under dictatorships. Bogino is a journalist with MediaZona, for which she writes articles and reports about the Russian protest movement, violence in Russian law enforcement, prisons, the military, and prison abolition, among other topics.
Pussy Riot has been written about by journalists and academics around the world, their form of protest embraced and defended by such venerated musicians as Sting and Madonna. Their legal case was adopted by Amnesty International and other human rights groups. Still, it is questionable how well Western audiences, with our assumption that freedom of personal expression is one of the main points of making art, really understand what Pussy Riot is fighting for. Musical virtuosity is not their main agenda, though getting the attention of international media is an obvious priority. That the music is a bit silly or even actively bad only helps the cause because it is invariably provocative. According to Tolokonnikova in an Oct. 31 interview in The New York Times, the collective was inspired to name itself Pussy Riot because of the band Bikini Kill, whose lead singer Kathleen Hanna’s Riot Grrrl movement of the 1990s helped usher in third-wave American feminism. “Pussy Riot is just kind of a cosplay version of Riot Grrrl,” Tolokonnikova said, which can be taken as an admission that Pussy Riot is not a punk rock band but instead reinterprets an established idea for their own ends.

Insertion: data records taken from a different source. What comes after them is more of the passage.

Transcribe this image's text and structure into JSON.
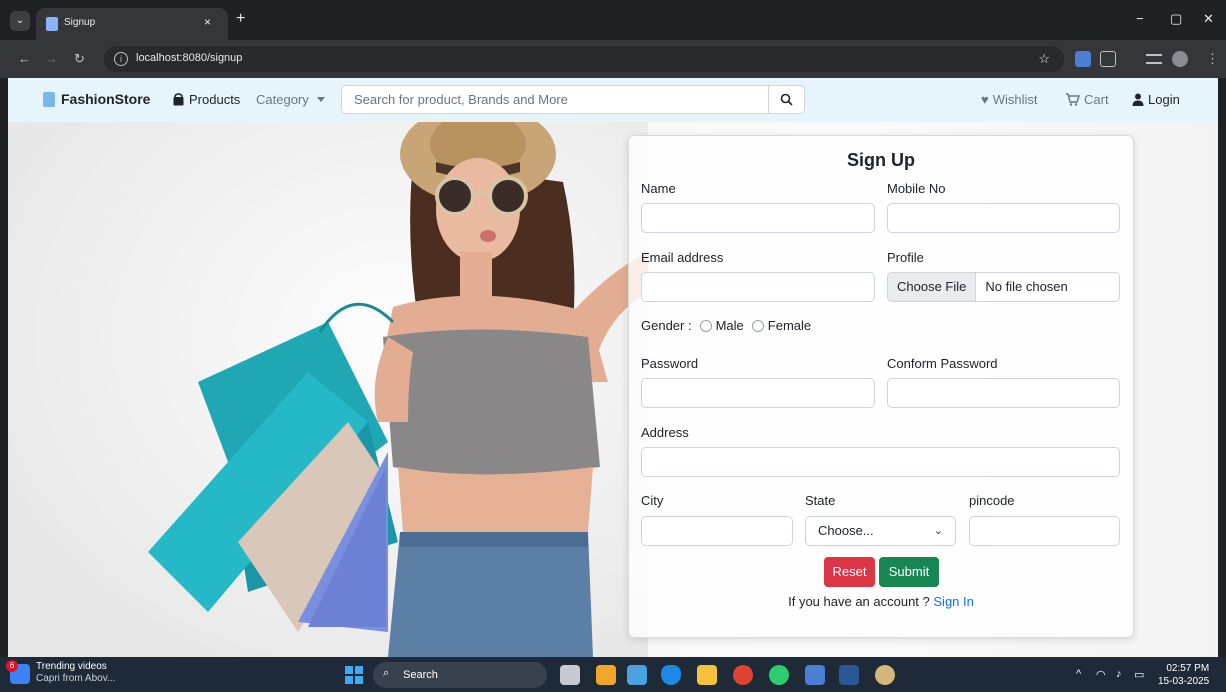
{
  "browser": {
    "tab_title": "Signup",
    "tab_close": "×",
    "new_tab": "+",
    "url": "localhost:8080/signup",
    "window_controls": {
      "minimize": "−",
      "maximize": "▢",
      "close": "✕"
    }
  },
  "navbar": {
    "brand": "FashionStore",
    "products": "Products",
    "category": "Category",
    "search_placeholder": "Search for product, Brands and More",
    "wishlist": "Wishlist",
    "cart": "Cart",
    "login": "Login"
  },
  "form": {
    "title": "Sign Up",
    "name_label": "Name",
    "mobile_label": "Mobile No",
    "email_label": "Email address",
    "profile_label": "Profile",
    "file_button": "Choose File",
    "file_status": "No file chosen",
    "gender_label": "Gender :",
    "gender_male": "Male",
    "gender_female": "Female",
    "password_label": "Password",
    "confirm_label": "Conform Password",
    "address_label": "Address",
    "city_label": "City",
    "state_label": "State",
    "pincode_label": "pincode",
    "state_selected": "Choose...",
    "reset_button": "Reset",
    "submit_button": "Submit",
    "account_text": "If you have an account ? ",
    "signin_link": "Sign In"
  },
  "taskbar": {
    "news_title": "Trending videos",
    "news_sub": "Capri from Abov...",
    "news_badge": "6",
    "search": "Search",
    "time": "02:57 PM",
    "date": "15-03-2025"
  },
  "colors": {
    "navbar_bg": "#e6f5fc",
    "reset": "#dc3545",
    "submit": "#198754",
    "link": "#0d6efd"
  }
}
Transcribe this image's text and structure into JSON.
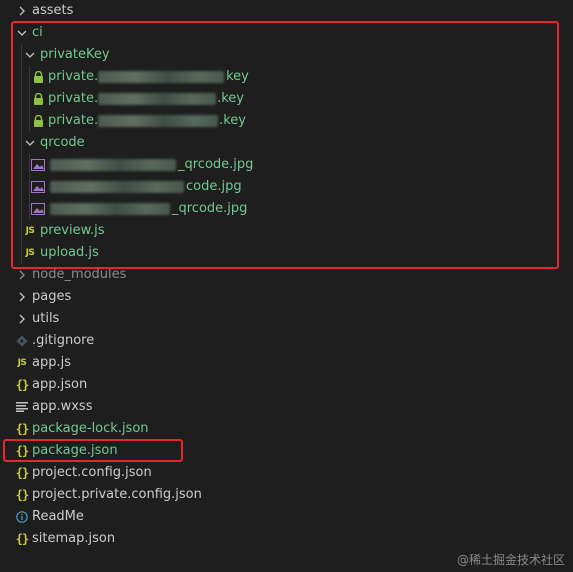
{
  "tree": {
    "assets": "assets",
    "ci": "ci",
    "privateKey": "privateKey",
    "key1_prefix": "private.",
    "key1_suffix": "key",
    "key2_prefix": "private.",
    "key2_suffix": ".key",
    "key3_prefix": "private.",
    "key3_suffix": ".key",
    "qrcode": "qrcode",
    "qr1_suffix": "_qrcode.jpg",
    "qr2_suffix": "code.jpg",
    "qr3_suffix": "_qrcode.jpg",
    "preview": "preview.js",
    "upload": "upload.js",
    "node_modules": "node_modules",
    "pages": "pages",
    "utils": "utils",
    "gitignore": ".gitignore",
    "appjs": "app.js",
    "appjson": "app.json",
    "appwxss": "app.wxss",
    "packagelock": "package-lock.json",
    "packagejson": "package.json",
    "projectconfig": "project.config.json",
    "projectprivate": "project.private.config.json",
    "readme": "ReadMe",
    "sitemap": "sitemap.json"
  },
  "icons": {
    "js": "JS",
    "json": "{}"
  },
  "colors": {
    "default_text": "#cccccc",
    "git_untracked": "#73c991",
    "gitignored": "#8c8c8c",
    "lock": "#8dc149",
    "js_icon": "#cbcb41",
    "json_icon": "#cbcb41",
    "image_icon": "#a074c4",
    "highlight": "#e5262d"
  },
  "watermark": "@稀土掘金技术社区"
}
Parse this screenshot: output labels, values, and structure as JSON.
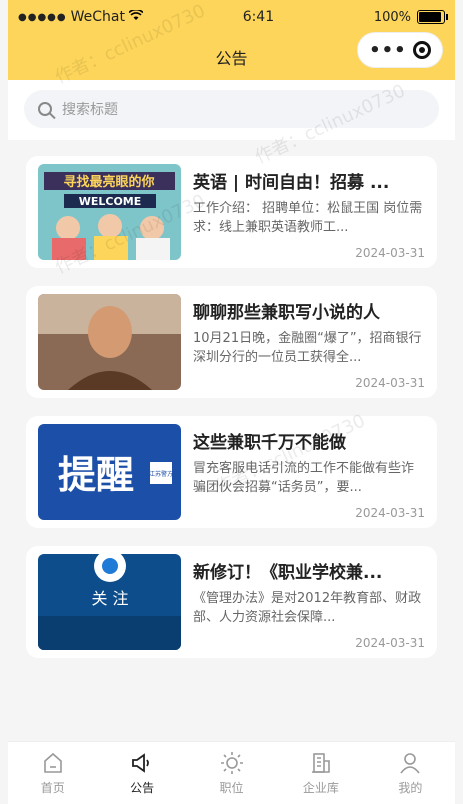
{
  "status": {
    "carrier": "WeChat",
    "time": "6:41",
    "battery": "100%",
    "battery_level": 100
  },
  "nav": {
    "title": "公告"
  },
  "search": {
    "placeholder": "搜索标题"
  },
  "articles": [
    {
      "title": "英语 | 时间自由！招募 ...",
      "desc": "工作介绍： 招聘单位：松鼠王国 岗位需求：线上兼职英语教师工...",
      "date": "2024-03-31"
    },
    {
      "title": "聊聊那些兼职写小说的人",
      "desc": "10月21日晚，金融圈“爆了”，招商银行深圳分行的一位员工获得全...",
      "date": "2024-03-31"
    },
    {
      "title": "这些兼职千万不能做",
      "desc": "冒充客服电话引流的工作不能做有些诈骗团伙会招募“话务员”，要...",
      "date": "2024-03-31"
    },
    {
      "title": "新修订！《职业学校兼...",
      "desc": "《管理办法》是对2012年教育部、财政部、人力资源社会保障...",
      "date": "2024-03-31"
    }
  ],
  "thumbs": {
    "t1_text": "寻找最亮眼的你",
    "t1_sub": "WELCOME",
    "t3_text": "提醒",
    "t3_badge": "江苏警方",
    "t4_text": "关 注"
  },
  "tabs": [
    {
      "label": "首页"
    },
    {
      "label": "公告"
    },
    {
      "label": "职位"
    },
    {
      "label": "企业库"
    },
    {
      "label": "我的"
    }
  ],
  "watermark": "作者：cclinux0730"
}
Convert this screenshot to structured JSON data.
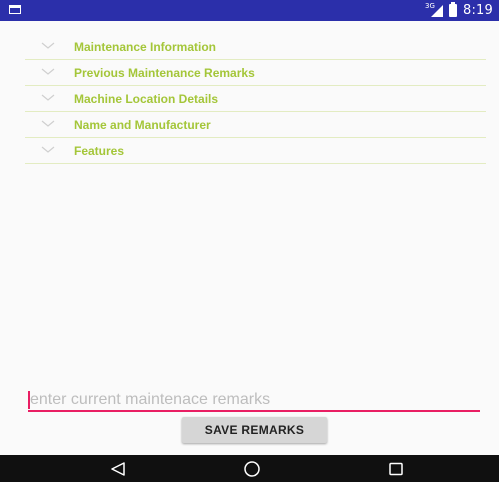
{
  "status_bar": {
    "network_label": "3G",
    "time": "8:19",
    "background_color": "#2b2faa"
  },
  "accordion": {
    "accent_color": "#a4c639",
    "items": [
      {
        "label": "Maintenance Information",
        "icon": "chevron-down-icon"
      },
      {
        "label": "Previous Maintenance Remarks",
        "icon": "chevron-down-icon"
      },
      {
        "label": "Machine Location Details",
        "icon": "chevron-down-icon"
      },
      {
        "label": "Name and Manufacturer",
        "icon": "chevron-down-icon"
      },
      {
        "label": "Features",
        "icon": "chevron-down-icon"
      }
    ]
  },
  "remarks": {
    "value": "",
    "placeholder": "enter current maintenace remarks",
    "underline_color": "#e91e63"
  },
  "actions": {
    "save_label": "SAVE REMARKS"
  },
  "nav_bar": {
    "back_icon": "back-triangle-icon",
    "home_icon": "home-circle-icon",
    "recents_icon": "recents-square-icon"
  }
}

While backlash against feminism in the United States sometimes includes religious positions, if American women broke into a church to sing about gender oppression, they would be unlikely to face jail time. The risk Pussy Riot takes in expressing their opinions in such a way currently has no equivalence in our legal system. Though they now travel and speak internationally about their activities, they are not beloved celebrities in Russia but women who must fear for their safety when they are recognized in public. In a 2012 essay for Sightings, a publication of the University of Chicago Divinity School, theologian Larisa Reznik explains that though it is not illegal to be a feminist in Russia, equality between the sexes is not recognized by the Orthodox Church, which is deeply entwined with the government. The judge hearing the case against Pussy Riot established “a uniform ‘Orthodox Christianity,’ whose constitutive feature is an opposition to equality between men and women, so much so that any challenge to this inequality constitutes an act of hatred.”